Have you ever thought about what it must have been like for Eve after the Fall?
She’d blown it, for sure. All because of that apple, and the desire that rose up inside her to have that one forbidden thing. Where had that come from? And why did she listen to that serpent?
Well, what was done was done. And now life was hard. She and Adam had lost the one-ness they had before, and now he kept telling her what to do, as if he had to make up for when she offered him the fruit.
There was one good thing, though. The serpent was going to get his due. After all, God promised: “I will put enmity between you [serpent] and the woman, and between your offspring and hers; They will strike at your head, while you strike at their heel” (Gn 3:15).
In other words, while the serpent (or devil) and his offspring would be busy striking out at humankind, they (the “offspring” or in some versions, the “seed” of the woman) would deal the devil a death blow.
Right away, Adam and Eve have a son “with the help of the Lord” (Gn 4:1). Into that one short phrase is packed all their hope for the child God said would make things right. Then she has another, Abel. Two boys! Maybe Cain would surprise that snake in the garden, or Abel while watching his sheep. Surely one of them will get the better of it!
Imagine Eve’s pain when Cain turns out to be another “bad apple,” a murderer who cuts his brother down in his prime. So much for being fruitful and overcoming the devil. But now we see that seeds of faith are growing in Eve. She doesn’t give up. She has another son and calls him Seth, saying “God has granted me another offspring in place of Abel” (Gn 4:25). And by the time Seth has a son of his own, “people began to invoke the Lord by name” (Gn 4:26). The story that began in tragedy continues on in hope.
I can’t help thinking of Eve as we head into Advent. After all, now is the time we gather all our longing and aim it at the mother and child who undo the damage caused by Eve. Mary and Jesus are the woman and her seed who definitively crush the head of the serpent. And even though we live long after Jesus dealt that crushing blow on the Cross, we still stand here with Eve, “mourning and weeping in this valley of tears” (as we pray in the Hail, Holy Queen). In spite of her failure and loss, Eve was able to stand on God’s promise of victory and walk on in faith.
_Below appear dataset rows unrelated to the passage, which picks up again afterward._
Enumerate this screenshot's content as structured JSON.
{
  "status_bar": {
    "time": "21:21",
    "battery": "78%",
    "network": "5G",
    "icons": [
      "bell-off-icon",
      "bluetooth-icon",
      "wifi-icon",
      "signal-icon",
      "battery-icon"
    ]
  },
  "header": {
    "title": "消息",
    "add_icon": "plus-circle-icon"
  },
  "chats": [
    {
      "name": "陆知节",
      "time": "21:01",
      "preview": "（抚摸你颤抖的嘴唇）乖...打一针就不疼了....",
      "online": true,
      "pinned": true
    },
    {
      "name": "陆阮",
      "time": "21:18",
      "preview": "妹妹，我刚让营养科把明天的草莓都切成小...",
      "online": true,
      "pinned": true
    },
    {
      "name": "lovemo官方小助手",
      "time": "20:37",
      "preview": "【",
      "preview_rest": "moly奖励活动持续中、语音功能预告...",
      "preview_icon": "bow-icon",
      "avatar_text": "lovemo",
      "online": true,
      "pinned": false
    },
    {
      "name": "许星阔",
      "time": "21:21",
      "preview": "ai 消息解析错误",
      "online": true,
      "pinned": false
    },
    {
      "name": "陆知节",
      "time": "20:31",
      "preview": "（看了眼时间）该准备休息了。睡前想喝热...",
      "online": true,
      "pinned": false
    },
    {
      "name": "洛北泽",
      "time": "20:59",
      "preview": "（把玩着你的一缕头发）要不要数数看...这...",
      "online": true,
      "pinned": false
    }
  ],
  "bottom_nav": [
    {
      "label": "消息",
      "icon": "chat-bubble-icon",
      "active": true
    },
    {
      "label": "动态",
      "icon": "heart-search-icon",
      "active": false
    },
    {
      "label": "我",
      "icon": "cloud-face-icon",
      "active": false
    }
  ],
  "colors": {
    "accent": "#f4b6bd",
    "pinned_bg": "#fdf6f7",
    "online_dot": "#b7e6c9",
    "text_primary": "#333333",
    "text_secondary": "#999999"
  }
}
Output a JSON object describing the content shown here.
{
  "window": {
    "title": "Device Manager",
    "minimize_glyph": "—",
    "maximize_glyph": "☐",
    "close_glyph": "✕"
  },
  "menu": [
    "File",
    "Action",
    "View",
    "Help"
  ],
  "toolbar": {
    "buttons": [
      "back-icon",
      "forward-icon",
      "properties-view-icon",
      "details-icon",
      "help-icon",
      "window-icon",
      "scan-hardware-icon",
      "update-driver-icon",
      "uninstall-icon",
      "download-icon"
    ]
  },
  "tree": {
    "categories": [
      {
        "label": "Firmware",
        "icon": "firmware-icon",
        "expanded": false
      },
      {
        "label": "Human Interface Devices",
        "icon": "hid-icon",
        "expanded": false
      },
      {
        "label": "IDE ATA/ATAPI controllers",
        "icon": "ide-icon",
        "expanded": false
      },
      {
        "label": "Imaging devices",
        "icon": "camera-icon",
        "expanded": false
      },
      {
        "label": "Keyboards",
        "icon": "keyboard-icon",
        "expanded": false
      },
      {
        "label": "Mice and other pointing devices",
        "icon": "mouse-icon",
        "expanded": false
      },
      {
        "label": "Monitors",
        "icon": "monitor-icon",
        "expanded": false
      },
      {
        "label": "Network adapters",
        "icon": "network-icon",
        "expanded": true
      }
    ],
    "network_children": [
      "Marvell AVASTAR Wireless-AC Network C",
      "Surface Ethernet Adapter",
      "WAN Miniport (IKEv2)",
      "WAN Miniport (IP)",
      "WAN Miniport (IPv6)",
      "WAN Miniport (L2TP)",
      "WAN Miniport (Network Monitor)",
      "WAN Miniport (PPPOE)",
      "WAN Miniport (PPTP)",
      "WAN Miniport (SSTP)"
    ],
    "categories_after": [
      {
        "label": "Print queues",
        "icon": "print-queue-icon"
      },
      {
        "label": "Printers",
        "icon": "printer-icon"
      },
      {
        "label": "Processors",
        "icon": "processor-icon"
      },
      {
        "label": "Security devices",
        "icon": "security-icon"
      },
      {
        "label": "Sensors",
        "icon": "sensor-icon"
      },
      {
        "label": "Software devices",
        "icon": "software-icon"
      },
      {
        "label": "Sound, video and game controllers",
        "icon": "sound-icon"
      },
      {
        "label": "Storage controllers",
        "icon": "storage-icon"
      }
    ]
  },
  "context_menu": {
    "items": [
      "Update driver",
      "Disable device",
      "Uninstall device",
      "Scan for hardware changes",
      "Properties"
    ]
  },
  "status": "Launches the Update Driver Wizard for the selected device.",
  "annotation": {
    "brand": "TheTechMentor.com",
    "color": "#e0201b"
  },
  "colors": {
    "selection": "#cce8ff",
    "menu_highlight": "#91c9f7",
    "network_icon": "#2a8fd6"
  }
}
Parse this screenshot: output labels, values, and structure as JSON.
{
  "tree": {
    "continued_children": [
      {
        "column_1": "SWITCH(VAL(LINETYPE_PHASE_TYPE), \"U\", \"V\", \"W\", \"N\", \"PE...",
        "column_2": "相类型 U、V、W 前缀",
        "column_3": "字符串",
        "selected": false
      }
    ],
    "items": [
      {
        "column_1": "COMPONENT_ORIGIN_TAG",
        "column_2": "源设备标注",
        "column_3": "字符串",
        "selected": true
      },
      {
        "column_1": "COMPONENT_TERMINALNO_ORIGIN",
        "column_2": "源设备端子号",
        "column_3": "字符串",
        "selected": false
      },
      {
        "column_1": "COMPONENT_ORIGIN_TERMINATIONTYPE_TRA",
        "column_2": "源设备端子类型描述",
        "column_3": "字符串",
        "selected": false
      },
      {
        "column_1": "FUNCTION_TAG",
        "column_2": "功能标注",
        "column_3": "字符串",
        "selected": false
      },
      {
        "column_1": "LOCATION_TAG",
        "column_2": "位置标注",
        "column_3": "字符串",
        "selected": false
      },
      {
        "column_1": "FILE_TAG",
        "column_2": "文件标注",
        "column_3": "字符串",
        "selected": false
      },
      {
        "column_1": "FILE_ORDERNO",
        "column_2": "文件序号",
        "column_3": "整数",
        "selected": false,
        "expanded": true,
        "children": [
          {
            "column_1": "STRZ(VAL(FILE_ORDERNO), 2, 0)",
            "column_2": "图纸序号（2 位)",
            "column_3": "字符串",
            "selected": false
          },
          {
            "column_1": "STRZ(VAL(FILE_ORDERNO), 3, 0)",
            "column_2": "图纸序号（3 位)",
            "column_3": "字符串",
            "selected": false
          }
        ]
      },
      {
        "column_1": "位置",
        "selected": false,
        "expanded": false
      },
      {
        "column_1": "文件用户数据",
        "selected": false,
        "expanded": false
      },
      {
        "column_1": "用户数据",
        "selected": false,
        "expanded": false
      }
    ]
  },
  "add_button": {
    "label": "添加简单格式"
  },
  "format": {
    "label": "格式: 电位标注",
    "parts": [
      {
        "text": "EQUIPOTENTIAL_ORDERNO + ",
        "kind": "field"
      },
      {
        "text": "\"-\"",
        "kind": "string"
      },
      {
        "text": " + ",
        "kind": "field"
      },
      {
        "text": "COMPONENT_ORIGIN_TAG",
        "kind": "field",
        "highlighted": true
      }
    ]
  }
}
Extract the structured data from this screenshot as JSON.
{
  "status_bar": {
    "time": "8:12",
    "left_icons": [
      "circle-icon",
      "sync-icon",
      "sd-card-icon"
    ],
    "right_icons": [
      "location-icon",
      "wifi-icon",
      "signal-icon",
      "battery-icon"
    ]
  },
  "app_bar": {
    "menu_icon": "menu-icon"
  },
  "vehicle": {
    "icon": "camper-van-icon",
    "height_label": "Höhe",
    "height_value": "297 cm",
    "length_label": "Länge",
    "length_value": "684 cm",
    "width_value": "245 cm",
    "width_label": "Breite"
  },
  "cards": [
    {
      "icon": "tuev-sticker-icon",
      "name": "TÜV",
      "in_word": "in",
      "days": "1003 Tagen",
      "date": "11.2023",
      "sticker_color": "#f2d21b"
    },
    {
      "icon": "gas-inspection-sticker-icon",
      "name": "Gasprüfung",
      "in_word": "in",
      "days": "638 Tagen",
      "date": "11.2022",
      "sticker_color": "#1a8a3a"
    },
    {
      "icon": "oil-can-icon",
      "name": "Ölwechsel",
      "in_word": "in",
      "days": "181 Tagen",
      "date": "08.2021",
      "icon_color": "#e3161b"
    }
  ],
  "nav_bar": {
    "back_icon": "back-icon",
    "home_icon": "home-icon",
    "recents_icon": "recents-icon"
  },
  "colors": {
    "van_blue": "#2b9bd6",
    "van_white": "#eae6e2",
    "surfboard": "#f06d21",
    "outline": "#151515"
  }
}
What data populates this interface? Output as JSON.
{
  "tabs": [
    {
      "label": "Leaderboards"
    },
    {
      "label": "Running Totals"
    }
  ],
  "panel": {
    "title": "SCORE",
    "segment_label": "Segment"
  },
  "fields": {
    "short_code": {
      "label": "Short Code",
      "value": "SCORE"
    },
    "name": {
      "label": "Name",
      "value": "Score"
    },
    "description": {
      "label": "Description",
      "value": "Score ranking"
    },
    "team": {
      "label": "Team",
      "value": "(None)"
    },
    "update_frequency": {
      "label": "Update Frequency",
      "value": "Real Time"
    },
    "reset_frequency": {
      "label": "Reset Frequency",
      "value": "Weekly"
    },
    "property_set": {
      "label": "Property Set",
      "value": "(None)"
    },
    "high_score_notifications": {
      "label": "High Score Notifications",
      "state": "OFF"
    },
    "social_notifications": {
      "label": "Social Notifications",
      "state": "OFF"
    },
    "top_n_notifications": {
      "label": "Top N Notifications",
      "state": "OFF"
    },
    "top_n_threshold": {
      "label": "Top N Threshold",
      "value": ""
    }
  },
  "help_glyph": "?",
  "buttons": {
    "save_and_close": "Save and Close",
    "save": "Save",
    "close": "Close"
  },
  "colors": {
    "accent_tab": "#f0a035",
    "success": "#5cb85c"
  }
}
In the same way, we can stand on that victory and walk on in certain hope toward the day when Jesus comes again to finally make things right.
On Dec. 9, the solemnity of the Immaculate Conception, the story of Eve is proclaimed in the Liturgy of the Word. The whole Church hears God’s promise that the seed of the woman will crush the serpent’s head, and Eve will be declared mother of all of the living. In the Psalm Response, we praise God for his faithfulness in remembering Israel and bringing salvation. The second reading reminds us that we are chosen. And then in the Gospel, the angel announces to Mary the coming of the Son of the Most High God.
This is the good news of the Gospel. We may be, like Eve, bowed down by failure. Like her, we may have trouble conceiving something good. We might be plagued by the many ways Satan, that dread serpent, strikes at our heels. But the woman and her seed — Mary and Jesus — have crushed the serpent’s head. That work is finished. Satan’s power is limited. Christ rules and will come again in glory.
Take time in the “little Lent” of Advent to live consciously in the gap between what has already happened and what still is to come. Prepare your heart for the coming of the Lord. Receive the seed of his word. Repent of your sin, offer your burdens up to Christ and ask him to be born in you as you await his coming again.
Let us pray in the words of the Collect for Dec. 9: